I think there’s quite a lot of complexities that are built into my stuff. I certainly read complicated science fiction. I think as long as M John Harrison is writing science fiction, that will never be the case. He’s just completed his space opera trilogy. That’s words I never thought I’d find myself saying, Mike Harrison’s completed his space opera trilogy. Totally brilliant. I don’t know if you’ve read Empty Space, the third one. He’s a superb writer, and there’s no dumbing down happening there. I probably don’t read sufficiently widely to really be able to comment as a whole.
GC – And finally, you’ve mentioned you have a mainstream novel planned for next October. Does that have a title yet?
IMB – No, that’s what we’ve been talking about the last few weeks. Actually, it’s had about half a dozen titles the last two weeks, but we haven’t settled on one yet, so I don’t know.

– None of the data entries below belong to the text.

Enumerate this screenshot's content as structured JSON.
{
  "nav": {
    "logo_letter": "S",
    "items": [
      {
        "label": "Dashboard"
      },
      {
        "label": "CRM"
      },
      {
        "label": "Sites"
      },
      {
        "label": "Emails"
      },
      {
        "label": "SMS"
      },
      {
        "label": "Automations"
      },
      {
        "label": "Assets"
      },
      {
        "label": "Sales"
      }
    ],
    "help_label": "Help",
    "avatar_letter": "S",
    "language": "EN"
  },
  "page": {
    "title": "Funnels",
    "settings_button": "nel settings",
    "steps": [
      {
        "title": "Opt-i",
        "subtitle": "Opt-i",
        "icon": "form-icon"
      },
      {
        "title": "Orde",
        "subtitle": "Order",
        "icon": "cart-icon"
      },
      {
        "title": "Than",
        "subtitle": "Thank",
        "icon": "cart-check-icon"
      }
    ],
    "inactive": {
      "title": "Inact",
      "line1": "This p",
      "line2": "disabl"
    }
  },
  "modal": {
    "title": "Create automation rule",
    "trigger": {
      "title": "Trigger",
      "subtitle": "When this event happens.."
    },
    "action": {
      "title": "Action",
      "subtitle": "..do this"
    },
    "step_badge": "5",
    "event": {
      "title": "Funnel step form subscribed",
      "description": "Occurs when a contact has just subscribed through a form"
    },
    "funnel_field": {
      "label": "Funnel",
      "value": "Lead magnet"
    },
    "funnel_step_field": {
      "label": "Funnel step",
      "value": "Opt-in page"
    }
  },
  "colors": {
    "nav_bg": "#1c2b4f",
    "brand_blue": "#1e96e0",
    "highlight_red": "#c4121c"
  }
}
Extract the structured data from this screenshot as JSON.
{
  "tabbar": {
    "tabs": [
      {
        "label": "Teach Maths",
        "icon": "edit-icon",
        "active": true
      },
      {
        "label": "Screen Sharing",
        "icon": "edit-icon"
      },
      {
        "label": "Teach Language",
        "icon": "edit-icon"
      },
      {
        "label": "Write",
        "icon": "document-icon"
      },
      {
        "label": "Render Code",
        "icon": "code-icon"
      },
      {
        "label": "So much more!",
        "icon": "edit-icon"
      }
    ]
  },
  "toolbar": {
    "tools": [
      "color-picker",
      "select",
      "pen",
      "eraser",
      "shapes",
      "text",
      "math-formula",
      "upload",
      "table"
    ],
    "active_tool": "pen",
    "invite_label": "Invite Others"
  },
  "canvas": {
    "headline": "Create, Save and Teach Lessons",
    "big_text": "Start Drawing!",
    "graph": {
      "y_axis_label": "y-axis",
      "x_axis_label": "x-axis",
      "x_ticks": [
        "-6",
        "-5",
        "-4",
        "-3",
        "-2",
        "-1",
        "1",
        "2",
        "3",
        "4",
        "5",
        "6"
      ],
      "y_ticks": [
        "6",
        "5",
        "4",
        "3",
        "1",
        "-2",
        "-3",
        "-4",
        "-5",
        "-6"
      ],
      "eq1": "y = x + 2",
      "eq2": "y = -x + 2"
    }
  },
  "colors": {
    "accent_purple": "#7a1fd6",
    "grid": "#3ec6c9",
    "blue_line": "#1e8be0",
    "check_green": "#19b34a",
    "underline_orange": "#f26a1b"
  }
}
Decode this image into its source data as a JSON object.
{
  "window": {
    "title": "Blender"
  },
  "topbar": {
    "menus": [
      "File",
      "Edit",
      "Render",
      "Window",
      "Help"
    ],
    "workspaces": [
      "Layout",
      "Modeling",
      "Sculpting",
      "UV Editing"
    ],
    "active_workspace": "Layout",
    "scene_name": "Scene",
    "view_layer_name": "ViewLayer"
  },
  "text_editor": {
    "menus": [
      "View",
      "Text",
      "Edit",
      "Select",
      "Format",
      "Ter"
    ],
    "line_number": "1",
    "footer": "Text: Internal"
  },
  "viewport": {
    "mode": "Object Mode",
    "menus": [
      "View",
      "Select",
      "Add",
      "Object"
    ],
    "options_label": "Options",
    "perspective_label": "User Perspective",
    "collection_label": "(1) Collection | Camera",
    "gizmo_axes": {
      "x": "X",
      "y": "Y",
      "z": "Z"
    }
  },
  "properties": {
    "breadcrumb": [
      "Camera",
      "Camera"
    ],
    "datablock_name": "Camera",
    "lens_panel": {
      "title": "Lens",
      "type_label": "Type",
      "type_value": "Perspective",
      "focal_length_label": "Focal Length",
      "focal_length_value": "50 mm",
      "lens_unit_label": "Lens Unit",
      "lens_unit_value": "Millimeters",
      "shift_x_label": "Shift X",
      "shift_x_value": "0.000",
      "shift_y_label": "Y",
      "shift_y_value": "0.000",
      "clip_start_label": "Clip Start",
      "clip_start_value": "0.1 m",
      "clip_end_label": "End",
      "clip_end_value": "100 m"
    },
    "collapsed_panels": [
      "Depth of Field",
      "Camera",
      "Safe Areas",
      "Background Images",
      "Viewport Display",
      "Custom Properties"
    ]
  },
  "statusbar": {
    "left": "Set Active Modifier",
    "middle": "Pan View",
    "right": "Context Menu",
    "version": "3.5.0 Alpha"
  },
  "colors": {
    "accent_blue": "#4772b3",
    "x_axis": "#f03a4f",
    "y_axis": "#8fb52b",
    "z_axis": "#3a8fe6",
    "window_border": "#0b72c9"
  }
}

GC – And beyond that?
IMB – I don’t know. I’m not absolutely certain whether the next science fiction novel will be a Culture novel or not. There’s a Culture novel ready to go, almost, but I’ve got much more material than I would normally have at this point in the cycle, so I could almost press the button and go, but I feel it might be something too non-Culture. I don’t know. I’ll see how depressed my publishers look when I say I’m thinking about the next one being non-Culture.
GC – I know you’ve said you would only ever return to The Algebraist if there was as story crying out to be told.

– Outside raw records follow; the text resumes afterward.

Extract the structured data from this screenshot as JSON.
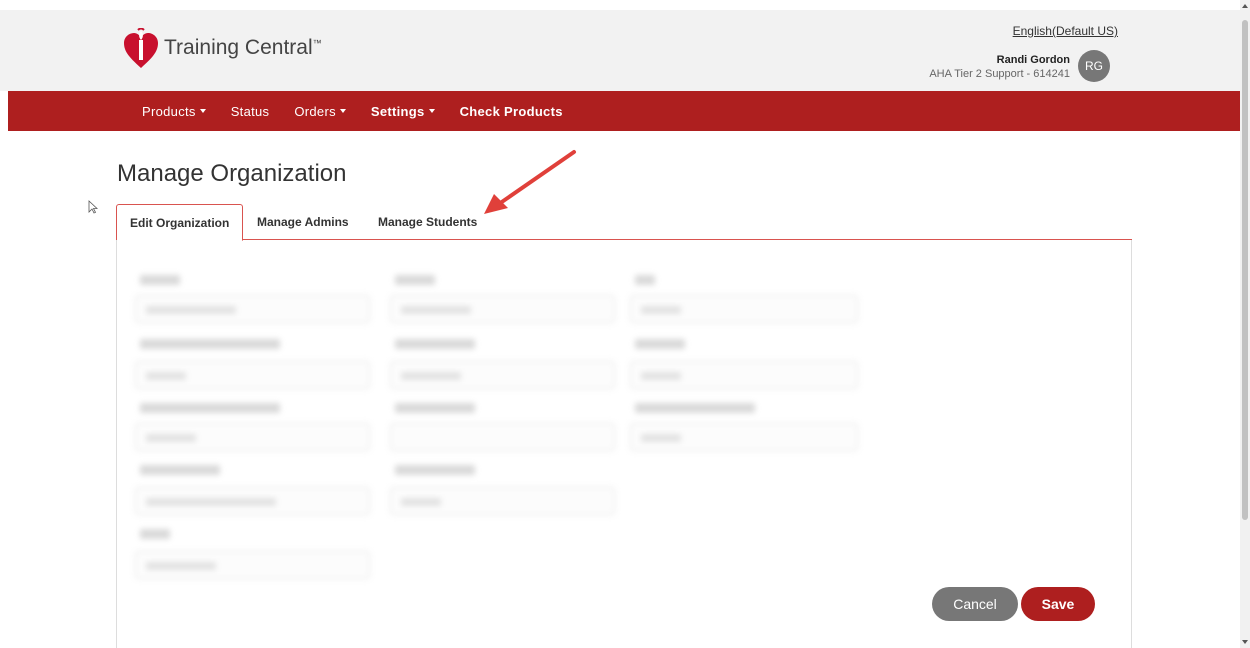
{
  "header": {
    "logo_text": "Training Central",
    "logo_tm": "™",
    "language": "English(Default US)",
    "user_name": "Randi Gordon",
    "user_role": "AHA Tier 2 Support - 614241",
    "avatar_initials": "RG"
  },
  "nav": {
    "products": "Products",
    "status": "Status",
    "orders": "Orders",
    "settings": "Settings",
    "check_products": "Check Products"
  },
  "page": {
    "title": "Manage Organization"
  },
  "tabs": [
    {
      "label": "Edit Organization",
      "active": true
    },
    {
      "label": "Manage Admins",
      "active": false
    },
    {
      "label": "Manage Students",
      "active": false
    }
  ],
  "actions": {
    "cancel": "Cancel",
    "save": "Save"
  },
  "colors": {
    "brand_red": "#ae1f1f",
    "cancel_gray": "#777777",
    "annotation_red": "#e0403a"
  },
  "icons": {
    "logo": "aha-heart-torch-icon",
    "cursor": "mouse-pointer-icon",
    "annotation": "red-arrow-icon"
  }
}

IMB – I came up with a new story. My imagination was told to get a new Culture over a year ago, and it disappeared, came back like an enthusiastic puppy, and it turned out to be it wasn’t for the Culture it was for The Algebraist, and it went off, did it again, came back with a sequel to Against A Dark Background. So I’ve now got two non-Culture stories ready to go as well. Just the bare bones, but that’s all it needs. Eventually it did come up with The Hydrogen Sonata. So, yeah, I really don’t know. I really can’t say at the moment. Further research is required.
GC – We will wait to hear from you. Thank you so much for your time, it’s always good to see you.
IMB – My pleasure.
The Hydrogen Sonata is now available from Orbit Books and is reviewed here
Special thanks to Iain M Banks for his continued support of our site – he was the first ever writer we interviewed, back in November 2010, and we also spoke to Iain and his friends Charlie Stross, Ken Macleod and Andrew J Wilson at the Edinburgh Science Festival in 2011